Where to Feed the Guy Who Wrote the Book on Meat
Visiting author Bruce Aidells goes to Stiles Switch Barbecue
By Mick Vann,
2:05PM, Tue. Oct. 30, 2012
This past Sunday, my old buddy Bruce Aidells was in town appearing at the Texas Book Festival and he contacted me about getting together to strap on the feed bag while he was in town. I was tasked with figuring out where and what to eat.
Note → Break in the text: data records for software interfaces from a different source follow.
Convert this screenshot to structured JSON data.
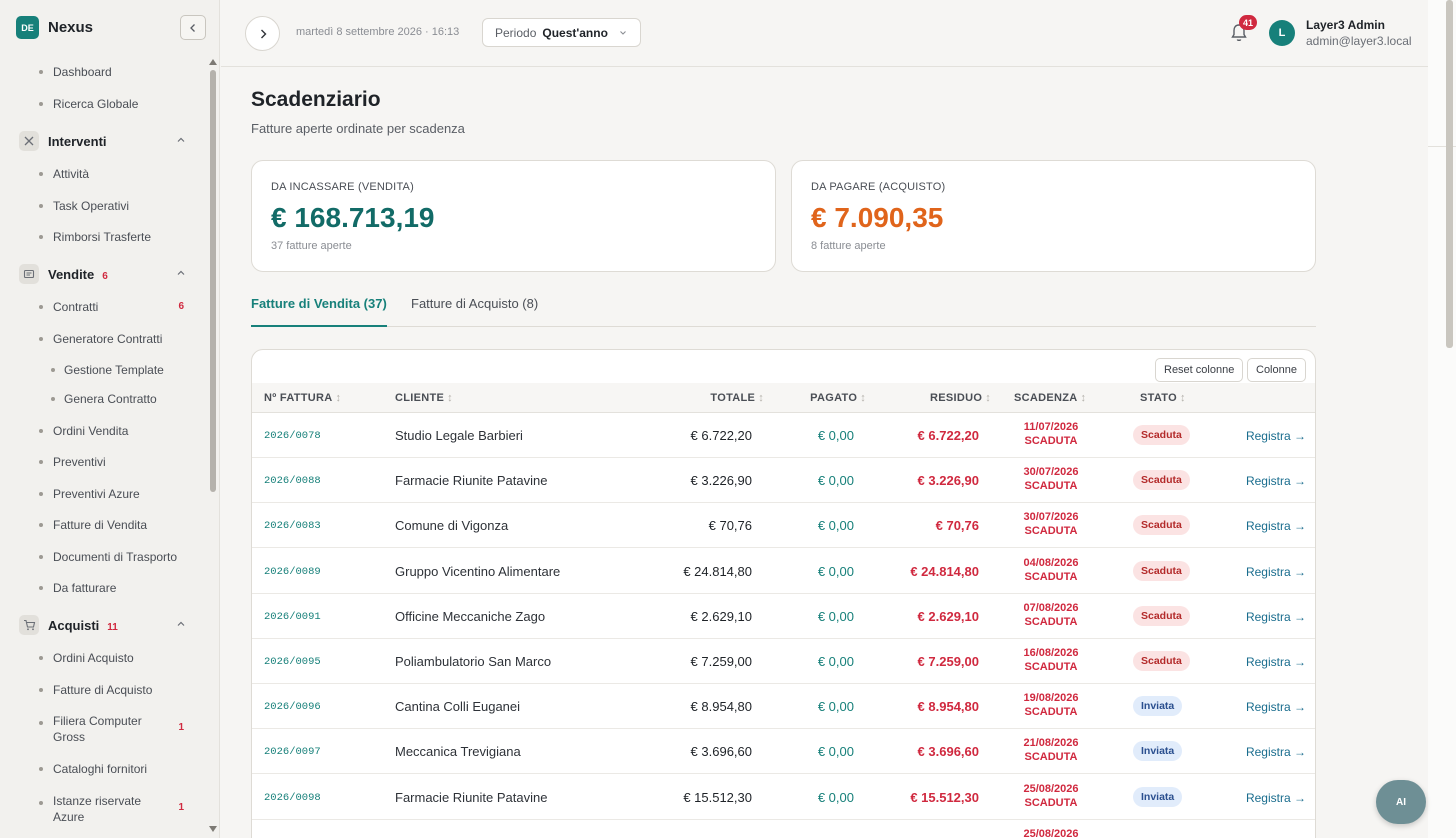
{
  "brand": {
    "badge": "DE",
    "name": "Nexus"
  },
  "sidebar": {
    "items": [
      {
        "type": "item",
        "label": "Dashboard"
      },
      {
        "type": "item",
        "label": "Ricerca Globale"
      },
      {
        "type": "section",
        "label": "Interventi",
        "icon": "tools-icon"
      },
      {
        "type": "item",
        "label": "Attività"
      },
      {
        "type": "item",
        "label": "Task Operativi"
      },
      {
        "type": "item",
        "label": "Rimborsi Trasferte"
      },
      {
        "type": "section",
        "label": "Vendite",
        "count": "6",
        "icon": "receipt-icon"
      },
      {
        "type": "item",
        "label": "Contratti",
        "count": "6"
      },
      {
        "type": "item",
        "label": "Generatore Contratti"
      },
      {
        "type": "sub",
        "label": "Gestione Template"
      },
      {
        "type": "sub",
        "label": "Genera Contratto"
      },
      {
        "type": "item",
        "label": "Ordini Vendita"
      },
      {
        "type": "item",
        "label": "Preventivi"
      },
      {
        "type": "item",
        "label": "Preventivi Azure"
      },
      {
        "type": "item",
        "label": "Fatture di Vendita"
      },
      {
        "type": "item",
        "label": "Documenti di Trasporto"
      },
      {
        "type": "item",
        "label": "Da fatturare"
      },
      {
        "type": "section",
        "label": "Acquisti",
        "count": "11",
        "icon": "cart-icon"
      },
      {
        "type": "item",
        "label": "Ordini Acquisto"
      },
      {
        "type": "item",
        "label": "Fatture di Acquisto"
      },
      {
        "type": "item2",
        "label": "Filiera Computer",
        "label2": "Gross",
        "count": "1"
      },
      {
        "type": "item",
        "label": "Cataloghi fornitori"
      },
      {
        "type": "item2",
        "label": "Istanze riservate",
        "label2": "Azure",
        "count": "1"
      }
    ]
  },
  "header": {
    "datetime": "martedì 8 settembre 2026 · 16:13",
    "period_label": "Periodo",
    "period_value": "Quest'anno",
    "notifications": "41",
    "avatar": "L",
    "user_name": "Layer3 Admin",
    "user_email": "admin@layer3.local"
  },
  "page": {
    "title": "Scadenziario",
    "subtitle": "Fatture aperte ordinate per scadenza"
  },
  "cards": {
    "sales": {
      "label": "DA INCASSARE (VENDITA)",
      "value": "€ 168.713,19",
      "note": "37 fatture aperte",
      "color": "#126b67"
    },
    "purchase": {
      "label": "DA PAGARE (ACQUISTO)",
      "value": "€ 7.090,35",
      "note": "8 fatture aperte",
      "color": "#e0641b"
    }
  },
  "tabs": {
    "sales": "Fatture di Vendita (37)",
    "purchase": "Fatture di Acquisto (8)"
  },
  "table": {
    "reset_label": "Reset colonne",
    "columns_label": "Colonne",
    "headers": [
      "Nº FATTURA",
      "CLIENTE",
      "TOTALE",
      "PAGATO",
      "RESIDUO",
      "SCADENZA",
      "STATO"
    ],
    "sort_glyph": "↕",
    "rows": [
      {
        "num": "2026/0078",
        "cliente": "Studio Legale Barbieri",
        "totale": "€ 6.722,20",
        "pagato": "€ 0,00",
        "residuo": "€ 6.722,20",
        "scad_date": "11/07/2026",
        "scad_flag": "SCADUTA",
        "stato": "Scaduta",
        "action": "Registra →"
      },
      {
        "num": "2026/0088",
        "cliente": "Farmacie Riunite Patavine",
        "totale": "€ 3.226,90",
        "pagato": "€ 0,00",
        "residuo": "€ 3.226,90",
        "scad_date": "30/07/2026",
        "scad_flag": "SCADUTA",
        "stato": "Scaduta",
        "action": "Registra →"
      },
      {
        "num": "2026/0083",
        "cliente": "Comune di Vigonza",
        "totale": "€ 70,76",
        "pagato": "€ 0,00",
        "residuo": "€ 70,76",
        "scad_date": "30/07/2026",
        "scad_flag": "SCADUTA",
        "stato": "Scaduta",
        "action": "Registra →"
      },
      {
        "num": "2026/0089",
        "cliente": "Gruppo Vicentino Alimentare",
        "totale": "€ 24.814,80",
        "pagato": "€ 0,00",
        "residuo": "€ 24.814,80",
        "scad_date": "04/08/2026",
        "scad_flag": "SCADUTA",
        "stato": "Scaduta",
        "action": "Registra →"
      },
      {
        "num": "2026/0091",
        "cliente": "Officine Meccaniche Zago",
        "totale": "€ 2.629,10",
        "pagato": "€ 0,00",
        "residuo": "€ 2.629,10",
        "scad_date": "07/08/2026",
        "scad_flag": "SCADUTA",
        "stato": "Scaduta",
        "action": "Registra →"
      },
      {
        "num": "2026/0095",
        "cliente": "Poliambulatorio San Marco",
        "totale": "€ 7.259,00",
        "pagato": "€ 0,00",
        "residuo": "€ 7.259,00",
        "scad_date": "16/08/2026",
        "scad_flag": "SCADUTA",
        "stato": "Scaduta",
        "action": "Registra →"
      },
      {
        "num": "2026/0096",
        "cliente": "Cantina Colli Euganei",
        "totale": "€ 8.954,80",
        "pagato": "€ 0,00",
        "residuo": "€ 8.954,80",
        "scad_date": "19/08/2026",
        "scad_flag": "SCADUTA",
        "stato": "Inviata",
        "action": "Registra →"
      },
      {
        "num": "2026/0097",
        "cliente": "Meccanica Trevigiana",
        "totale": "€ 3.696,60",
        "pagato": "€ 0,00",
        "residuo": "€ 3.696,60",
        "scad_date": "21/08/2026",
        "scad_flag": "SCADUTA",
        "stato": "Inviata",
        "action": "Registra →"
      },
      {
        "num": "2026/0098",
        "cliente": "Farmacie Riunite Patavine",
        "totale": "€ 15.512,30",
        "pagato": "€ 0,00",
        "residuo": "€ 15.512,30",
        "scad_date": "25/08/2026",
        "scad_flag": "SCADUTA",
        "stato": "Inviata",
        "action": "Registra →"
      },
      {
        "num": "",
        "cliente": "",
        "totale": "",
        "pagato": "",
        "residuo": "",
        "scad_date": "25/08/2026",
        "scad_flag": "",
        "stato": "",
        "action": ""
      }
    ]
  },
  "ai_button": "AI"
}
Bruce hails from Berkeley, so he can get better Asian and as-good Latino chow close to home, and pretty damn good soul food from Oakland; the one thing that he can’t get in the Bay area is good Texas barbecue. On a previous trip here we did a 7-stop barbecue tour that damn near killed us from barbecue overdose, so I know he loves to get his ’cue on when offered the chance. I also knew the chances of Aaron Franklin or John Mueller having anything left by 4pm on a Sunday afternoon were slim to zero, so I opted for Stiles Switch BBQ and Brew. It’s been a while since I had been there, and I thought Bruce could appreciate their brisket, the sausage, and the beef ribs.
Stiles Switch sits in Austin’s original shopping center, the gloriously old Violet Crown (1951), at the corner of Brentwood and N. Lamar. The whole area is slowly gentrifying and getting hipper, and Stiles Switch sits just a block north of a true Austin landmark, Eddie Wilson’s Threadgill’s restaurant (opened originally as a Gulf filling station in 1933 by Kenneth Threadgill, and the spot where Janis Joplin developed her musical chops). Stiles Switch has been opened about 10 months now, a project of three Taylor, Texas guys, all with solid backgrounds in Centex BBQ: owner Shane Stiles, manager James Jackson, and pitmaster Lance Kirkpatrick. We went in and Lance was manning the counter, so after introductions, we told Lance to do his darndest. We got a tray with an assortment of meats and a couple of sides.
Their beef chuck rib has impressed me before and impressed me again: it has a thick bark enclosing unctuous tender beef that melts in the mouth. The brisket has gotten better since my last visit. “We have the smoker dialed-in and well-seasoned now,” says Lance. We got slices from the fatty end, the point, and it had those delightful sugar cookies clinging to the bark, a deep smoke ring, meltingly tender texture, and great flavor. We tried two sausages, the Switch Original, which has a nice spicy zip to the seasoning, a medium-coarse texture, with a good snap to the casing and great smoky flavor, and the jalapeño-cheese; good, but not on a par with the Original. Lance’s pork ribs were also fantastic: a thick, smoky bark with rich porky flavor and just enough resistance on the bite. Excellent ribs, beef and pork, great sausage, and the brisket got better. I’m not much of a sides guy, but the mac ‘n cheese was okay, as were the two versions of slaw (creamy and lemon vinaigrette); compliments in that department.
When we had scarfed it all down, Lance offered Bruce a look at the Klose smoker out back (Dave Klose is the premier builder of barbecue smokers in the country, and an old acquaintance of Bruce's). It’s a work of welding art, and now that Lance has it dialed-in and seasoned-up, I think the barbecue has improved. Lance pointed out where the second Klose pit was going to go, a trailer unit that can be driven to catering gigs and competitions.
All in all, a gorgeous fall afternoon, topped off by some excellent barbecue as we talked wagyu hybrid briskets, comparisons between the oak wilt here versus the California wilt, the realities of the food book publishing biz and the rise of ebooks, and how the Koreans are buying up all the chuck ribs from the US, causing the price to skyrocket. Good seeing Bruce again, and nice doing it over some delicious Centex barbecue. For my recent review of his book, go here.
Stiles Switch BBQ and Brew
6610 N. Lamar, 380-9199